Another option would be for the UK to develop as a tax haven in the same way as the Caribbean islands or Switzerland, where financial laws are attractive to offshore investors. However, considering the majority of votes for Leave were lower-income, this option is less likely to wash with the electorate.
The UK turning its back on EU data privacy laws may lead to a slowdown in online and mobile travel sales, seeing as data systems used in the UK and Europe diverge. It will be more difficult for online travel brands to launch pan-European platforms and there will be a need to develop UK-specific technology to meet national laws as the UK bifurcates from Europe on data distribution and privacy. The abolition of roaming charges across Europe is planned for 2017, and now doubt has been cast on whether the UK will follow suit. Already, mobile travel sales accounts for 21% of online travel sales sold to UK residents and there is huge potential for travel brands to mine this area to grow additional travel services sold during the trip – that opportunity may now be at risk due to Brexit.
For international start-ups looking for innovation, collaboration and a shared sense of purpose, London may lose its crown to European alternatives such as Berlin and Amsterdam, where it may be easier to secure a visa, business grants and short-term residency. This would knock a chunk out of London’s tech-hub status in the short to mid term as it struggles to attract and maintain top talent. Business travel into the UK is likely to take a sharp nose-dive over the next two years or more whilst deals are struck, seeing as business travel is much more sensitive to external shocks than leisure travel.

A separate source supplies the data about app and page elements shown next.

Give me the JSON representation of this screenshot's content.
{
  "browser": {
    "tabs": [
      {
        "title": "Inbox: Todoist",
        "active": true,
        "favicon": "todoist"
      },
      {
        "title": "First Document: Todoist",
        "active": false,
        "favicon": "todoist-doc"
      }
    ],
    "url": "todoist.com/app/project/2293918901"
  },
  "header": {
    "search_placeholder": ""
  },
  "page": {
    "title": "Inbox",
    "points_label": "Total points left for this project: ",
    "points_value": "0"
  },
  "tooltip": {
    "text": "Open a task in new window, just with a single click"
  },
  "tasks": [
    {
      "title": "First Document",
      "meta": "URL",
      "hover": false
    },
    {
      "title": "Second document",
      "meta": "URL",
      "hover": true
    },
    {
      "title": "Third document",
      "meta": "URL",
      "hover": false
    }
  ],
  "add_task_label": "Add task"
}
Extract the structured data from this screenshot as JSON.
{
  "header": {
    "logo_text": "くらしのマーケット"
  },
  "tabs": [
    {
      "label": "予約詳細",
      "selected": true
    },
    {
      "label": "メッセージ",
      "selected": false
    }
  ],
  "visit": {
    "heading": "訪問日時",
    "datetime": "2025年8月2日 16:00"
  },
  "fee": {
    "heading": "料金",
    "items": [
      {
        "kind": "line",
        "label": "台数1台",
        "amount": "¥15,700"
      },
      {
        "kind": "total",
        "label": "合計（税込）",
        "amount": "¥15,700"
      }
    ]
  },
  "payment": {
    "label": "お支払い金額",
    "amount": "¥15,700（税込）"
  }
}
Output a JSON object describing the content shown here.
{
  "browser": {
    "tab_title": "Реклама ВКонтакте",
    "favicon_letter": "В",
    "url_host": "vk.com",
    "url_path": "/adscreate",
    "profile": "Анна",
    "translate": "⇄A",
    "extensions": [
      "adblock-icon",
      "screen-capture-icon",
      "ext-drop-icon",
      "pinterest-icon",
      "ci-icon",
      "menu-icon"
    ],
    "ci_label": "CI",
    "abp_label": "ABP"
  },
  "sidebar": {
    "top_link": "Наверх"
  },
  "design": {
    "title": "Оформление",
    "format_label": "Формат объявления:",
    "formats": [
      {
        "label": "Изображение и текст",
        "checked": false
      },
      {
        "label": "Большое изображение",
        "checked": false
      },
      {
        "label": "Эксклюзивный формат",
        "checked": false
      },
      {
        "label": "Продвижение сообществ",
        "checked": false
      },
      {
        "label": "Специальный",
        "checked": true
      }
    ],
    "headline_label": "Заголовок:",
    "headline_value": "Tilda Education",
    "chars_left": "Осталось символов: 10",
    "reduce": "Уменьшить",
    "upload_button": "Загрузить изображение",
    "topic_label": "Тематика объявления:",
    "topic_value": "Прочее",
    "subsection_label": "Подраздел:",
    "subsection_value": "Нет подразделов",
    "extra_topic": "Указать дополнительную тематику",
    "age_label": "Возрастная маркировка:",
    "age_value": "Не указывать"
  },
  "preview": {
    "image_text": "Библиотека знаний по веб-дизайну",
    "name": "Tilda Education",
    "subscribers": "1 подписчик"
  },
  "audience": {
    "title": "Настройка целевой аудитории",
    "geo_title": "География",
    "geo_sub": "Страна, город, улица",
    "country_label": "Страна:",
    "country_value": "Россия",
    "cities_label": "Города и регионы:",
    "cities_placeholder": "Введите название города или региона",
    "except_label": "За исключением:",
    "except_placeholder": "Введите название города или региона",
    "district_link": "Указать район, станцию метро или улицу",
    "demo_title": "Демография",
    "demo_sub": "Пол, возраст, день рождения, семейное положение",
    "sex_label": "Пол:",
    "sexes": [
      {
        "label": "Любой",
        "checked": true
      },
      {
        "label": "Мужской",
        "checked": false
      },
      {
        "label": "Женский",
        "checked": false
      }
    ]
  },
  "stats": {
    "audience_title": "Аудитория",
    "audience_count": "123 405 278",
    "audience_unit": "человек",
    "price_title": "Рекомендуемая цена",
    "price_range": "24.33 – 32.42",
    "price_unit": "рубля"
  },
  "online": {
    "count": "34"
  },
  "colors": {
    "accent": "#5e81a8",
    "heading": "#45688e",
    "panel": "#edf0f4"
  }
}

The shockwaves of the vote will be felt for many months and years to come, and the travel industry needs to batten down the hatches and keep focused on ensuring the UK travel and tourism industry remains open for business.
Over the coming weeks, the travel team will review the potential impact of Brexit through opinion pieces, looking at lodging and the UK’s investment outlook; airline capacity challenges and what the future holds for the single EU aviation market; along with which destinations around the world are most at risk of a fall in UK outbound tourism demand.